Today I want to celebrate my Golden Jubilee post (50 posts since March) with a bit of talk about blogging and what it’s done for me. Litlove writes a fantastic post on trying define the blog genre here. I’ll pick up on some of things she writes that speak most particularly to me.
I encouraged my husband to start a blog because he is opinionated, forever writing off emails to people about things he cares about (in the software world specifically). A day after his blog began, I thought “I want one too”, wrote a post about a bad day with my kids, and I was off. What started as mummyblogging quickly turned into something else: I found I wanted to write about the books I was reading, the movies I was seeing, even the food I was cooking.
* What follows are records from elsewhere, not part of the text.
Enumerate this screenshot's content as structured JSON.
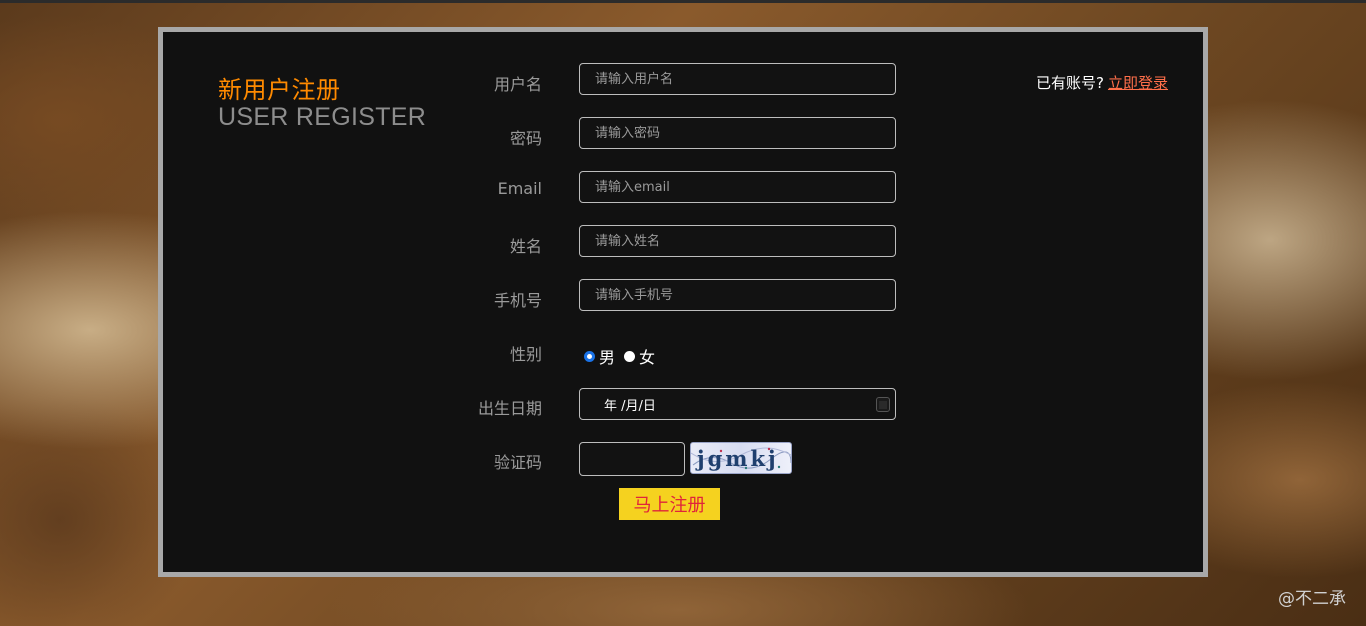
{
  "header": {
    "title_cn": "新用户注册",
    "title_en": "USER REGISTER"
  },
  "login_hint": {
    "text": "已有账号?",
    "link": "立即登录"
  },
  "form": {
    "username": {
      "label": "用户名",
      "placeholder": "请输入用户名",
      "value": ""
    },
    "password": {
      "label": "密码",
      "placeholder": "请输入密码",
      "value": ""
    },
    "email": {
      "label": "Email",
      "placeholder": "请输入email",
      "value": ""
    },
    "name": {
      "label": "姓名",
      "placeholder": "请输入姓名",
      "value": ""
    },
    "phone": {
      "label": "手机号",
      "placeholder": "请输入手机号",
      "value": ""
    },
    "gender": {
      "label": "性别",
      "options": [
        "男",
        "女"
      ],
      "selected": "男"
    },
    "birthday": {
      "label": "出生日期",
      "display": "年 /月/日"
    },
    "captcha": {
      "label": "验证码",
      "value": "",
      "image_text": "jgmkj"
    },
    "submit_label": "马上注册"
  },
  "watermark": "@不二承",
  "colors": {
    "accent_orange": "#ff8a00",
    "link": "#ff6f4a",
    "button_bg": "#f5d21f",
    "button_text": "#e0243a",
    "panel_bg": "#111111"
  }
}
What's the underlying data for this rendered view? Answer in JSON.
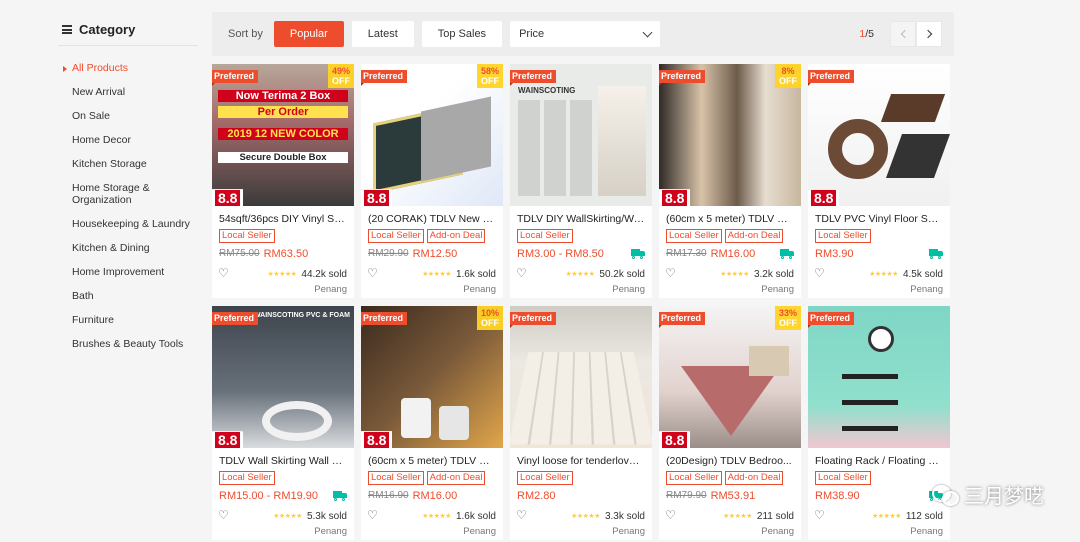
{
  "sidebar": {
    "title": "Category",
    "items": [
      {
        "label": "All Products",
        "active": true
      },
      {
        "label": "New Arrival"
      },
      {
        "label": "On Sale"
      },
      {
        "label": "Home Decor"
      },
      {
        "label": "Kitchen Storage"
      },
      {
        "label": "Home Storage & Organization"
      },
      {
        "label": "Housekeeping & Laundry"
      },
      {
        "label": "Kitchen & Dining"
      },
      {
        "label": "Home Improvement"
      },
      {
        "label": "Bath"
      },
      {
        "label": "Furniture"
      },
      {
        "label": "Brushes & Beauty Tools"
      }
    ]
  },
  "sortbar": {
    "label": "Sort by",
    "popular": "Popular",
    "latest": "Latest",
    "top_sales": "Top Sales",
    "price": "Price",
    "page_current": "1",
    "page_total": "/5"
  },
  "products": [
    {
      "title": "54sqft/36pcs DIY Vinyl Se...",
      "tags": [
        "Local Seller"
      ],
      "old_price": "RM75.00",
      "price": "RM63.50",
      "free_ship": false,
      "sold": "44.2k sold",
      "location": "Penang",
      "preferred": "Preferred",
      "discount": "49%",
      "off": "OFF",
      "badge": "8.8",
      "img_text": [
        "Now Terima 2 Box",
        "Per Order",
        "2019 12 NEW COLOR",
        "Secure Double Box"
      ]
    },
    {
      "title": "(20 CORAK) TDLV New De...",
      "tags": [
        "Local Seller",
        "Add-on Deal"
      ],
      "old_price": "RM29.90",
      "price": "RM12.50",
      "free_ship": false,
      "sold": "1.6k sold",
      "location": "Penang",
      "preferred": "Preferred",
      "discount": "58%",
      "off": "OFF",
      "badge": "8.8"
    },
    {
      "title": "TDLV DIY WallSkirting/Wa...",
      "tags": [
        "Local Seller"
      ],
      "old_price": "",
      "price": "RM3.00 - RM8.50",
      "free_ship": true,
      "sold": "50.2k sold",
      "location": "Penang",
      "preferred": "Preferred",
      "discount": "",
      "badge": "",
      "img_text": [
        "WAINSCOTING"
      ]
    },
    {
      "title": "(60cm x 5 meter) TDLV DI...",
      "tags": [
        "Local Seller",
        "Add-on Deal"
      ],
      "old_price": "RM17.30",
      "price": "RM16.00",
      "free_ship": true,
      "sold": "3.2k sold",
      "location": "Penang",
      "preferred": "Preferred",
      "discount": "8%",
      "off": "OFF",
      "badge": "8.8"
    },
    {
      "title": "TDLV PVC Vinyl Floor Skir...",
      "tags": [
        "Local Seller"
      ],
      "old_price": "",
      "price": "RM3.90",
      "free_ship": true,
      "sold": "4.5k sold",
      "location": "Penang",
      "preferred": "Preferred",
      "discount": "",
      "badge": "8.8"
    },
    {
      "title": "TDLV Wall Skirting Wall D...",
      "tags": [
        "Local Seller"
      ],
      "old_price": "",
      "price": "RM15.00 - RM19.90",
      "free_ship": true,
      "sold": "5.3k sold",
      "location": "Penang",
      "preferred": "Preferred",
      "discount": "",
      "badge": "8.8",
      "img_text": [
        "WAINSCOTING PVC & FOAM"
      ]
    },
    {
      "title": "(60cm x 5 meter) TDLV DI...",
      "tags": [
        "Local Seller",
        "Add-on Deal"
      ],
      "old_price": "RM16.90",
      "price": "RM16.00",
      "free_ship": false,
      "sold": "1.6k sold",
      "location": "Penang",
      "preferred": "Preferred",
      "discount": "10%",
      "off": "OFF",
      "badge": "8.8"
    },
    {
      "title": "Vinyl loose for tenderlover...",
      "tags": [
        "Local Seller"
      ],
      "old_price": "",
      "price": "RM2.80",
      "free_ship": false,
      "sold": "3.3k sold",
      "location": "Penang",
      "preferred": "Preferred",
      "discount": "",
      "badge": ""
    },
    {
      "title": "(20Design) TDLV Bedroo...",
      "tags": [
        "Local Seller",
        "Add-on Deal"
      ],
      "old_price": "RM79.90",
      "price": "RM53.91",
      "free_ship": false,
      "sold": "211 sold",
      "location": "Penang",
      "preferred": "Preferred",
      "discount": "33%",
      "off": "OFF",
      "badge": "8.8"
    },
    {
      "title": "Floating Rack / Floating S...",
      "tags": [
        "Local Seller"
      ],
      "old_price": "",
      "price": "RM38.90",
      "free_ship": true,
      "sold": "112 sold",
      "location": "Penang",
      "preferred": "Preferred",
      "discount": "",
      "badge": ""
    }
  ],
  "watermark": "三月梦呓",
  "colors": {
    "accent": "#ee4d2d",
    "star": "#ffce3d",
    "ship": "#00bfa5"
  }
}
I wanted to write about what it feels to be a transplant in a culture that is not my own. I wanted to write about my weight madness. And I just wanted to write.
I wouldn’t call it a diary, because I don’t want to bore others and myself with repeating my daily life: wake, feed children, clothe children, deliver children, fetch children, feed children, deliver children, entertain children, feed children, bath children, read to children, kiss children goodnight – not that entertaining, really. It’s not a pulpit because I don’t proselytise, it’s not a soapbox because since South Africa’s been free for 12 years I don’t have major political issues and I’m not advertising my skills since I already have enough customers.
My blog is a place where I am. It’s a place where I like to be. To quote Litlove, I’m making sense of my life through words. I think the best thing for me has been developing a voice that I like the sound of. This has translated into finding a creative voice too. A few years ago, I read The Artist’s Way by Julia Cameron, and while I loved the idea of morning pages (three pages written every morning as an exercise in stream of consciousness and liberating the trapped narrative voice), I couldn’t get it together. My blog has helped me free my narrative voice, and stories are emerging. A novel that I started two years ago has come back to life, but from a better, fresher angle.
I like the idea of an audience. I hope to entertain, and amuse. I like engaging with people who are interested in similar things. I love it when I trawl WordPress’s Tag Surfer and find a new blog that speaks to me, or when I read someone’s post and think “you are my kind of person”. Litlove talks about the community element of blogging, and that’s what makes it so much more real for me than morning pages or a journal. I like the public nature, the element of discovery and the randomness.
And it’s working for others too. When I started blogging, WordPress had 230 000 members, as of today, there are 310 000. I don’t want to read them all, but I hope they’re having as much fun as I am.